Math anxiety and test anxiety are issues we need to address. We are different people depending on our situation, so when we test in a pressured environment, we are testing what they know under pressure rather than testing what they actually know.

How I Grade

I will look at the student’s work and give feedback on the side, not as vague as “Look at #2 again” and not so specific that I’m doing all the work. After they turn in their revised work and I think it is good enough, they earn an A. I believe that the traditional style of grading is wildly inconsistent between different teachers and sometimes it’s dependent on our mood, so this is my favorite way of grading now. I don’t want to stress about whether this question’s response was a 5/10 or 6/10, I’ll just tell them what to fix, they fix it, and we’re all happy. After all, it’s about the learning. 

How I do Revisions

I strongly believe in reflecting on our mistakes and I strongly believe in normalizing changing our minds, so I tell students…

  1. Read this article on the 4 types of mistakes by Eduardo Briceño: https://www.kqed.org/mindshift/42874/why-understanding-these-four-types-of-mistakes-can-help-us-learn
  2. Do not erase any of your old work.

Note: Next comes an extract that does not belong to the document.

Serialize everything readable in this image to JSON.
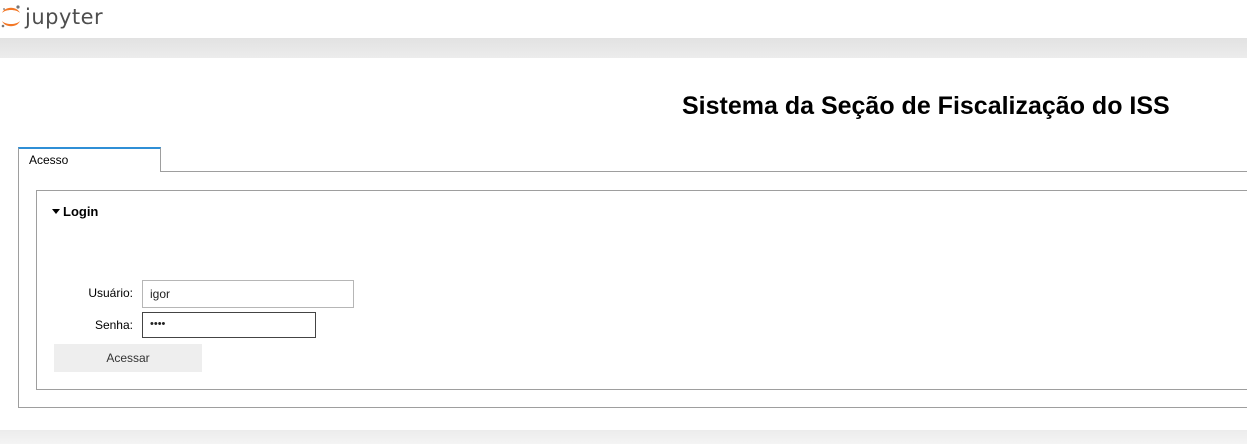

If we erase our mistakes, we don’t learn from them.
  3. Add a new slide and use the sentence frame “At first I thought…But now I know…”, state the type of mistake they made, then do the exercise again.
  4. Do this for each exercise that they need to fix.

People might say that this is too lenient or that this is an easy A. I would argue that the point is that they learned, and that they earned an A through revisions. If something needs to be fixed, I’ll tell them to fix it, and this assignment won’t be done until it’s good. We arbitrarily set test dates but sometimes it takes longer for students to grasp a concept and that’s okay, and that is what I love about doing revisions.

I’m not sharing this as if this is the best way to give out tests/grade/do revisions, but as always, I just share in hopes that other teachers will, so we can all learn from each other. Let me know if any of this resonated with you. I would greatly appreciate it.

Thank you for reading.